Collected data
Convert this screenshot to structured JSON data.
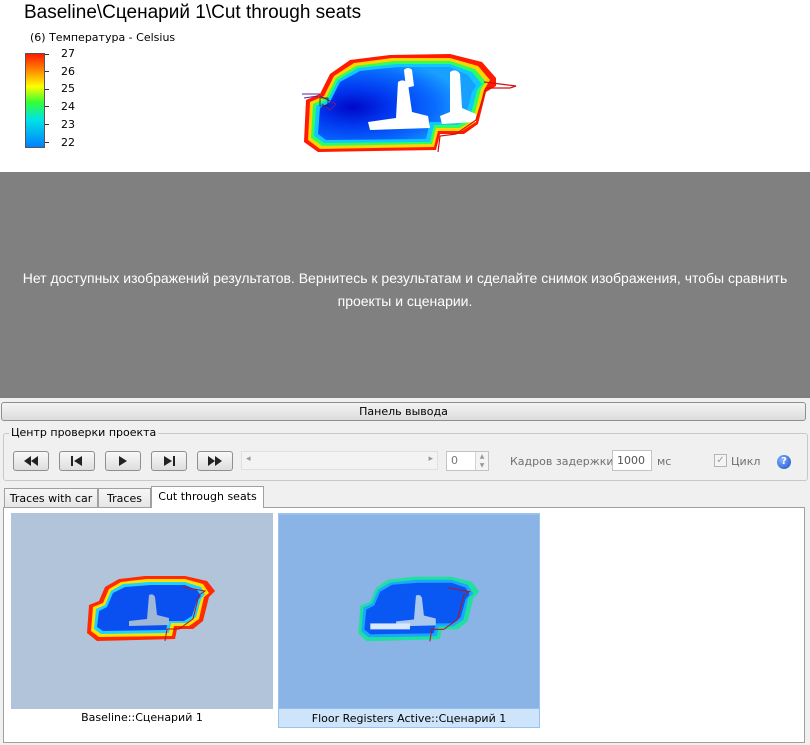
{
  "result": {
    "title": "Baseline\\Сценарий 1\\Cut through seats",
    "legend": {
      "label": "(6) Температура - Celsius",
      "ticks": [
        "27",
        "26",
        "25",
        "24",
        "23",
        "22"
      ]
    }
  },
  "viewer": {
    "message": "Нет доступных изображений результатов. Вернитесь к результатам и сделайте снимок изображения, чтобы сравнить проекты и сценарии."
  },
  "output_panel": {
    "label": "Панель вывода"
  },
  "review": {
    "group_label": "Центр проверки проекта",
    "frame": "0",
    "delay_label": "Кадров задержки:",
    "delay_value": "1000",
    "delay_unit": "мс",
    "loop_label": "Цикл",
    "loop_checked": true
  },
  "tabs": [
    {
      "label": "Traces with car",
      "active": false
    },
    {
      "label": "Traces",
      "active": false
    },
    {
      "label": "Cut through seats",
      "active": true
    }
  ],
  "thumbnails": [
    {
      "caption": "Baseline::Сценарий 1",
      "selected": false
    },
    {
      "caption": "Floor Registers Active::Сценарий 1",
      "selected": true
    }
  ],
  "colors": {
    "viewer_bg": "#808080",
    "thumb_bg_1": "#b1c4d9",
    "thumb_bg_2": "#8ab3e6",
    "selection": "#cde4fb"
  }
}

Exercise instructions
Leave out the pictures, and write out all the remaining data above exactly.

Exercise answer
Convert this screenshot to structured JSON data.
{
  "result": {
    "title": "Baseline\\Сценарий 1\\Cut through seats",
    "legend": {
      "label": "(6) Температура - Celsius",
      "ticks": [
        "27",
        "26",
        "25",
        "24",
        "23",
        "22"
      ]
    }
  },
  "viewer": {
    "message": "Нет доступных изображений результатов. Вернитесь к результатам и сделайте снимок изображения, чтобы сравнить проекты и сценарии."
  },
  "output_panel": {
    "label": "Панель вывода"
  },
  "review": {
    "group_label": "Центр проверки проекта",
    "frame": "0",
    "delay_label": "Кадров задержки:",
    "delay_value": "1000",
    "delay_unit": "мс",
    "loop_label": "Цикл",
    "loop_checked": true
  },
  "tabs": [
    {
      "label": "Traces with car",
      "active": false
    },
    {
      "label": "Traces",
      "active": false
    },
    {
      "label": "Cut through seats",
      "active": true
    }
  ],
  "thumbnails": [
    {
      "caption": "Baseline::Сценарий 1",
      "selected": false
    },
    {
      "caption": "Floor Registers Active::Сценарий 1",
      "selected": true
    }
  ],
  "colors": {
    "viewer_bg": "#808080",
    "thumb_bg_1": "#b1c4d9",
    "thumb_bg_2": "#8ab3e6",
    "selection": "#cde4fb"
  }
}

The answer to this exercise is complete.